WHAT IS REQUIRED
Report each line of the data below in which "お問い合わせ" appears.

INPUT
---+---

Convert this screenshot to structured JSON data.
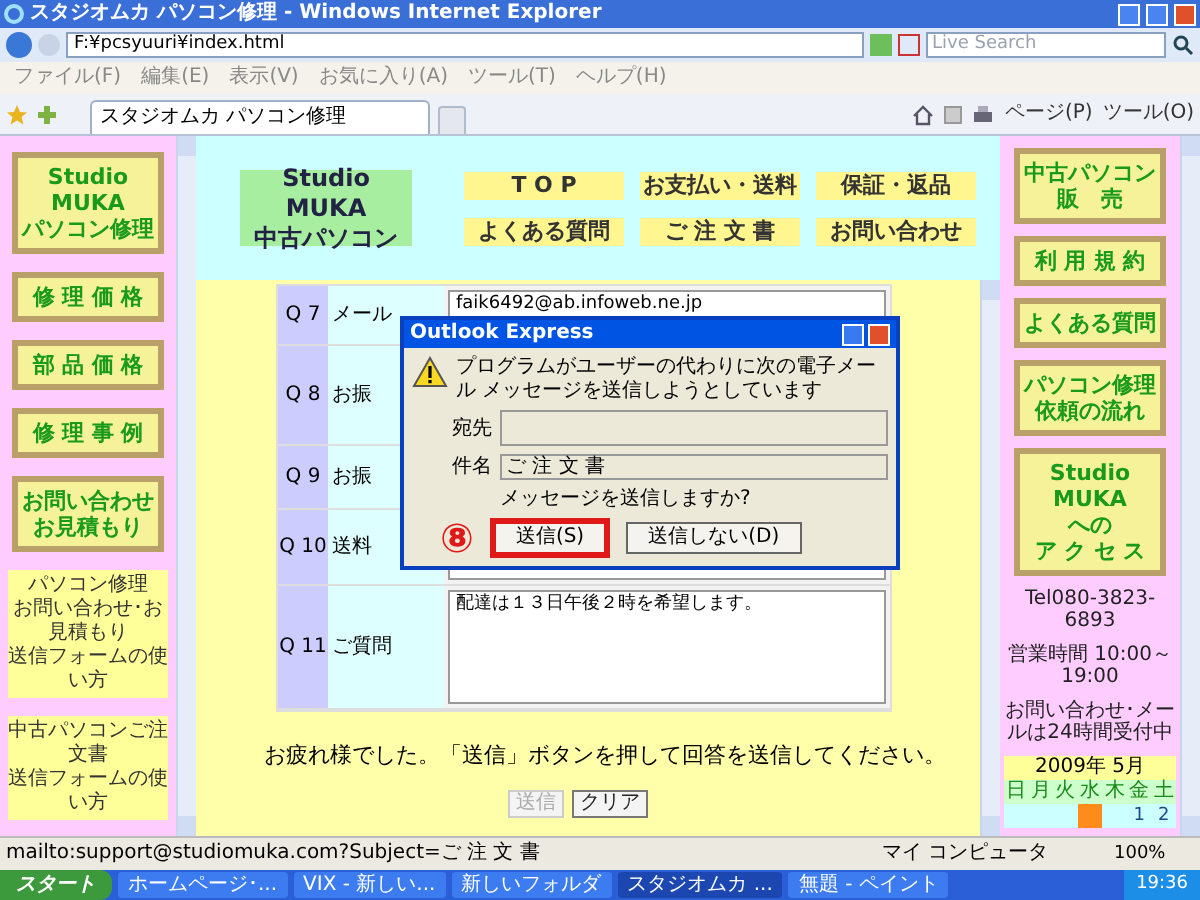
{
  "window": {
    "title": "スタジオムカ パソコン修理 - Windows Internet Explorer"
  },
  "address_bar": {
    "url": "F:¥pcsyuuri¥index.html"
  },
  "search": {
    "placeholder": "Live Search"
  },
  "menu": [
    "ファイル(F)",
    "編集(E)",
    "表示(V)",
    "お気に入り(A)",
    "ツール(T)",
    "ヘルプ(H)"
  ],
  "tabs": [
    {
      "label": "スタジオムカ パソコン修理",
      "selected": true
    }
  ],
  "command_bar": [
    "ページ(P)",
    "ツール(O)"
  ],
  "left_nav": [
    {
      "kind": "button",
      "lines": [
        "Studio MUKA",
        "パソコン修理"
      ]
    },
    {
      "kind": "button",
      "lines": [
        "修 理 価 格"
      ]
    },
    {
      "kind": "button",
      "lines": [
        "部 品 価 格"
      ]
    },
    {
      "kind": "button",
      "lines": [
        "修 理 事 例"
      ]
    },
    {
      "kind": "button",
      "lines": [
        "お問い合わせ",
        "お見積もり"
      ]
    },
    {
      "kind": "note",
      "lines": [
        "パソコン修理",
        "お問い合わせ･お見積もり",
        "送信フォームの使い方"
      ]
    },
    {
      "kind": "note",
      "lines": [
        "中古パソコンご注文書",
        "送信フォームの使い方"
      ]
    }
  ],
  "header": {
    "logo": [
      "Studio MUKA",
      "中古パソコン"
    ],
    "nav": [
      "T O P",
      "お支払い・送料",
      "保証・返品",
      "よくある質問",
      "ご 注 文 書",
      "お問い合わせ"
    ]
  },
  "form": {
    "questions": [
      {
        "number": "Q 7",
        "label": "メール",
        "value": "faik6492@ab.infoweb.ne.jp"
      },
      {
        "number": "Q 8",
        "label": "お振"
      },
      {
        "number": "Q 9",
        "label": "お振"
      },
      {
        "number": "Q 10",
        "label": "送料"
      },
      {
        "number": "Q 11",
        "label": "ご質問",
        "value": "配達は１３日午後２時を希望します。"
      }
    ],
    "note": "お疲れ様でした。「送信」ボタンを押して回答を送信してください。",
    "buttons": [
      {
        "label": "送信",
        "disabled": true
      },
      {
        "label": "クリア",
        "disabled": false
      }
    ]
  },
  "right_nav": [
    {
      "kind": "button",
      "lines": [
        "中古パソコン",
        "販　売"
      ]
    },
    {
      "kind": "button",
      "lines": [
        "利 用 規 約"
      ]
    },
    {
      "kind": "button",
      "lines": [
        "よくある質問"
      ]
    },
    {
      "kind": "button",
      "lines": [
        "パソコン修理",
        "依頼の流れ"
      ]
    },
    {
      "kind": "button",
      "lines": [
        "Studio MUKA",
        "への",
        "ア ク セ ス"
      ]
    },
    {
      "kind": "info",
      "lines": [
        "Tel080-3823-6893"
      ]
    },
    {
      "kind": "info",
      "lines": [
        "営業時間 10:00～19:00"
      ]
    },
    {
      "kind": "info",
      "lines": [
        "お問い合わせ･メールは24時間受付中"
      ]
    }
  ],
  "calendar": {
    "title": "2009年 5月",
    "weekdays": [
      "日",
      "月",
      "火",
      "水",
      "木",
      "金",
      "土"
    ],
    "first_week": [
      {
        "highlighted": false
      },
      {
        "highlighted": false
      },
      {
        "highlighted": false
      },
      {
        "highlighted": true
      },
      {
        "highlighted": false
      },
      {
        "text": "1",
        "highlighted": false
      },
      {
        "text": "2",
        "highlighted": false
      }
    ]
  },
  "dialog": {
    "title": "Outlook Express",
    "message": "プログラムがユーザーの代わりに次の電子メール メッセージを送信しようとしています",
    "to_label": "宛先",
    "subject_label": "件名",
    "subject": "ご 注 文 書",
    "question": "メッセージを送信しますか?",
    "annotation": "⑧",
    "buttons": [
      {
        "label": "送信(S)",
        "annotated": true
      },
      {
        "label": "送信しない(D)",
        "annotated": false
      }
    ]
  },
  "status_bar": {
    "text": "mailto:support@studiomuka.com?Subject=ご 注 文 書",
    "zone": "マイ コンピュータ",
    "zoom": "100%"
  },
  "taskbar": {
    "start": "スタート",
    "items": [
      {
        "label": "ホームページ･...",
        "selected": false
      },
      {
        "label": "VIX - 新しい...",
        "selected": false
      },
      {
        "label": "新しいフォルダ",
        "selected": false
      },
      {
        "label": "スタジオムカ ...",
        "selected": true
      },
      {
        "label": "無題 - ペイント",
        "selected": false
      }
    ],
    "clock": "19:36"
  }
}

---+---

EXERCISE ANSWER
        "お問い合わせ",
        "お問い合わせ･お見積もり",
      "お問い合わせ"
        "お問い合わせ･メールは24時間受付中"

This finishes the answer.